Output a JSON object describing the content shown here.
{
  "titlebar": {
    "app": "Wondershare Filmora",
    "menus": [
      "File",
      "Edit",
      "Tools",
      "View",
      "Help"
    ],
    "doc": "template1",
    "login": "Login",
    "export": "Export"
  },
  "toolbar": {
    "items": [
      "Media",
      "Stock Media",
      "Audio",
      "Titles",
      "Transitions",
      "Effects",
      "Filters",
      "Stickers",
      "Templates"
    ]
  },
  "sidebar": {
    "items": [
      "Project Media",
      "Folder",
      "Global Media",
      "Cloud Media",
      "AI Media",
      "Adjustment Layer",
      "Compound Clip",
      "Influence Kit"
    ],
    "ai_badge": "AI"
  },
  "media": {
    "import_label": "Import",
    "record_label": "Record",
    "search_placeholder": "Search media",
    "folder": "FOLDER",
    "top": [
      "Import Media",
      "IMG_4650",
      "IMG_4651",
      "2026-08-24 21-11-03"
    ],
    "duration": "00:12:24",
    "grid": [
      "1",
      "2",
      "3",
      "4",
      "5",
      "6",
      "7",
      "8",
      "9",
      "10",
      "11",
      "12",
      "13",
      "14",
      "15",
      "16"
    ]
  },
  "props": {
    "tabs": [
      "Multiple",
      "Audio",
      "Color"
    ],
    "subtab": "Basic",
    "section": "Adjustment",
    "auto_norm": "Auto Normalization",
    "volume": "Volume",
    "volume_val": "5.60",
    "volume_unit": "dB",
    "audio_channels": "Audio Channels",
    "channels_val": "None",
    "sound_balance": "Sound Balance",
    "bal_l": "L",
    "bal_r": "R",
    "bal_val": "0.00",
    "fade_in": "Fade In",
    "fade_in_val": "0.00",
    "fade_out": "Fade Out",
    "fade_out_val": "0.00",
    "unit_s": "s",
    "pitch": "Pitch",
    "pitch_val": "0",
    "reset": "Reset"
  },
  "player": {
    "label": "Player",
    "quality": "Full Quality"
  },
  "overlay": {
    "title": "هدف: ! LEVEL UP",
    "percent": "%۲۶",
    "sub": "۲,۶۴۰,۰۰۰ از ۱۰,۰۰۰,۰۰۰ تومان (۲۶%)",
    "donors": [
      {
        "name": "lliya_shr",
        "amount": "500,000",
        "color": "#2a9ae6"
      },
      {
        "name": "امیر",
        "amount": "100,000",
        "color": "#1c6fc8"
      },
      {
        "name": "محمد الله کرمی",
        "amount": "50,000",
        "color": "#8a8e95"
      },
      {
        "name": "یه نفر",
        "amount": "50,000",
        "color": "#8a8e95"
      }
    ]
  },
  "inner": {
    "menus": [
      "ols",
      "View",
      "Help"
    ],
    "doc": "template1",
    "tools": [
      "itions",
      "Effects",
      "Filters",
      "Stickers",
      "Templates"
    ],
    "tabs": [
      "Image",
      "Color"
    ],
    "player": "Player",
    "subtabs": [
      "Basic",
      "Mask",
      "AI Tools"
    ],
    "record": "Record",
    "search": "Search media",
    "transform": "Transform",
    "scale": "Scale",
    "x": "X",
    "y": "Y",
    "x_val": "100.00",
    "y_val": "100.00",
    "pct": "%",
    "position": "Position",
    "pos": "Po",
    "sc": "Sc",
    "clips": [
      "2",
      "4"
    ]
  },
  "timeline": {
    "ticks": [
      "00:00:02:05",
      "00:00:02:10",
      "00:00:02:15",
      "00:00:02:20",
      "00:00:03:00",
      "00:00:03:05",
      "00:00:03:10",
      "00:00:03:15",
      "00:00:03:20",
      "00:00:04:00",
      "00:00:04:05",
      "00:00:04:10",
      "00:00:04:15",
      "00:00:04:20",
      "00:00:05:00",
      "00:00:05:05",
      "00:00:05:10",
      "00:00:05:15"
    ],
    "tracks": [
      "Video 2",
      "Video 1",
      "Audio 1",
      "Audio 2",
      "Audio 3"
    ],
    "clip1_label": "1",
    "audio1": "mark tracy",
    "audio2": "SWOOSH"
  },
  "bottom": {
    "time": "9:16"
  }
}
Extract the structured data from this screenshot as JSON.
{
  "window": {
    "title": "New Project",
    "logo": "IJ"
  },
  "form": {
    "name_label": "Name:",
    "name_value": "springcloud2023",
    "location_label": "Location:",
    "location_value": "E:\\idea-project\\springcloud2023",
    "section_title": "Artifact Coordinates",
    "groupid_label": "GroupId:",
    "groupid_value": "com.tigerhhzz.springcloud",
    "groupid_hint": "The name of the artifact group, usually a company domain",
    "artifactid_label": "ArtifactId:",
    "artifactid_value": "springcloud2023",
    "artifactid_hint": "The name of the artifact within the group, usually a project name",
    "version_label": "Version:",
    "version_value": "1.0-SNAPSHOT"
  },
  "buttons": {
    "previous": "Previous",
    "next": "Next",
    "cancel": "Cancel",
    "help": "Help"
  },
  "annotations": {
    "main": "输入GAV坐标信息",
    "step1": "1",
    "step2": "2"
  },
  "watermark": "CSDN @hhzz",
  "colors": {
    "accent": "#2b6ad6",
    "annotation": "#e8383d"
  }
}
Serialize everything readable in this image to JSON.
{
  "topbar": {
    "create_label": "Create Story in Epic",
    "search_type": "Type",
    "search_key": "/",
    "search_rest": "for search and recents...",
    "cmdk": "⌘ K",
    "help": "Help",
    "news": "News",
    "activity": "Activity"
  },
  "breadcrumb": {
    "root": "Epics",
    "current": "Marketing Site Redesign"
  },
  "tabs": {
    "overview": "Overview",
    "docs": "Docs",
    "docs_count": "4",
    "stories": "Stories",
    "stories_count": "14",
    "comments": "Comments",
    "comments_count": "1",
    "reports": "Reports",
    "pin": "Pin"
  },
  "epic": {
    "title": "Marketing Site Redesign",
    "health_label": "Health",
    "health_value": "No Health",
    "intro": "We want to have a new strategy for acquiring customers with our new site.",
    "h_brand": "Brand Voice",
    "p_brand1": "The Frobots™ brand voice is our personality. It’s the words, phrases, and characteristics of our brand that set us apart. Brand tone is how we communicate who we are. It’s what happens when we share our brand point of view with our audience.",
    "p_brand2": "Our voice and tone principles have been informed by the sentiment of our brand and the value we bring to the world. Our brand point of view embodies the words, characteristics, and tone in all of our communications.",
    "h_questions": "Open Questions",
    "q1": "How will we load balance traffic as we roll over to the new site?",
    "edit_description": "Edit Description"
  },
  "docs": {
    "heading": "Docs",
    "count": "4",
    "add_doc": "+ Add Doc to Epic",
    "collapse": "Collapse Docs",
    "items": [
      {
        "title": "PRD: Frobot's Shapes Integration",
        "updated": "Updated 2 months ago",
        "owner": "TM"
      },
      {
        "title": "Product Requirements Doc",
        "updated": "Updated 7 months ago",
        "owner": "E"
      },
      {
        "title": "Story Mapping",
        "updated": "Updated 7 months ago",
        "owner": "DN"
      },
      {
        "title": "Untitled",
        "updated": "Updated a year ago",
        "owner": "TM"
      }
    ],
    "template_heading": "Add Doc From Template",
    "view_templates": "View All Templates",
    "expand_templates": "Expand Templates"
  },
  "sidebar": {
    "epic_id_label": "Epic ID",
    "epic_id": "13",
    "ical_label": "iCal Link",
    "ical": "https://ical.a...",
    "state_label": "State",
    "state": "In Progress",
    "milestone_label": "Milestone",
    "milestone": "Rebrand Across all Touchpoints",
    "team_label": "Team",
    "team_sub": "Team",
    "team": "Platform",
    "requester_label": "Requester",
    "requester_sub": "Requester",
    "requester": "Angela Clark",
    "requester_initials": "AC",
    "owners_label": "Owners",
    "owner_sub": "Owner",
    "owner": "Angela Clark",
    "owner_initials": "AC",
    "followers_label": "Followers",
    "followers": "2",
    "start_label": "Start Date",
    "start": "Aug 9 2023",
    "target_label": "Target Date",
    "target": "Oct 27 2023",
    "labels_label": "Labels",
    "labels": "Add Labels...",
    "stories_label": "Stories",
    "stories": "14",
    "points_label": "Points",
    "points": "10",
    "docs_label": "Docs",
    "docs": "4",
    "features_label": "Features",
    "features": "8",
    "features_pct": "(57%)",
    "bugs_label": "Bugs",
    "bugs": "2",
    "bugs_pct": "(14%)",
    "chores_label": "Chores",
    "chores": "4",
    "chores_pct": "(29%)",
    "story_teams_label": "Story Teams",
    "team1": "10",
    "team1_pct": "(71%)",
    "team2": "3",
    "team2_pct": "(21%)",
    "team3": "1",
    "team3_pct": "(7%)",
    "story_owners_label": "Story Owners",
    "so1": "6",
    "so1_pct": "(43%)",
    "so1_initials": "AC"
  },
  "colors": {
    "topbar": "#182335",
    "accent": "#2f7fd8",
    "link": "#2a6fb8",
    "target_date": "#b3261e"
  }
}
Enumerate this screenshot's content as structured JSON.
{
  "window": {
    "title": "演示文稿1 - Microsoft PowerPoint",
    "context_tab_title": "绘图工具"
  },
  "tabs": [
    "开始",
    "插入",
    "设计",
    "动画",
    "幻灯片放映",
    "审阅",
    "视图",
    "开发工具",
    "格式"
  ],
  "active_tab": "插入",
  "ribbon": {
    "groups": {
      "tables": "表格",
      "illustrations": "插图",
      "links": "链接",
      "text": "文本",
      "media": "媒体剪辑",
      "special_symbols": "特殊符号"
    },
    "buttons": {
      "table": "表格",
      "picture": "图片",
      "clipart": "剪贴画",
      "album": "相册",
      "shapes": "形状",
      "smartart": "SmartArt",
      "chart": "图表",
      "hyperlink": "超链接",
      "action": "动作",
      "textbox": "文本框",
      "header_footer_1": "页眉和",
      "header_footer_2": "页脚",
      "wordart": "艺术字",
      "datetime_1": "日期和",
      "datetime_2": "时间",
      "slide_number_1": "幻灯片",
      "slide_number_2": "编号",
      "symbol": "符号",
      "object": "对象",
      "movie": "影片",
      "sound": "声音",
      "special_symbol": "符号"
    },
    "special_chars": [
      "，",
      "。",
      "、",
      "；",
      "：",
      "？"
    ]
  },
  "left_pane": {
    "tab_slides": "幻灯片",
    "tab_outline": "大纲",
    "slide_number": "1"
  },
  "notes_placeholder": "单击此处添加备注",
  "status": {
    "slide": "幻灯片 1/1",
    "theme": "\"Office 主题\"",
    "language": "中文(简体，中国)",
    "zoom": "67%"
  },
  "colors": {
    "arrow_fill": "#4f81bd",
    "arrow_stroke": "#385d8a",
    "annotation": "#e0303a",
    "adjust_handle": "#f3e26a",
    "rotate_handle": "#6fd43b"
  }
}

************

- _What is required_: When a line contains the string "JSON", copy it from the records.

- _Reply to the task_:
Output a JSON object describing the content shown here.
Extract the structured data from this screenshot as JSON.
Serialize everything readable in this image to JSON.
Enumerate this screenshot's content as structured JSON.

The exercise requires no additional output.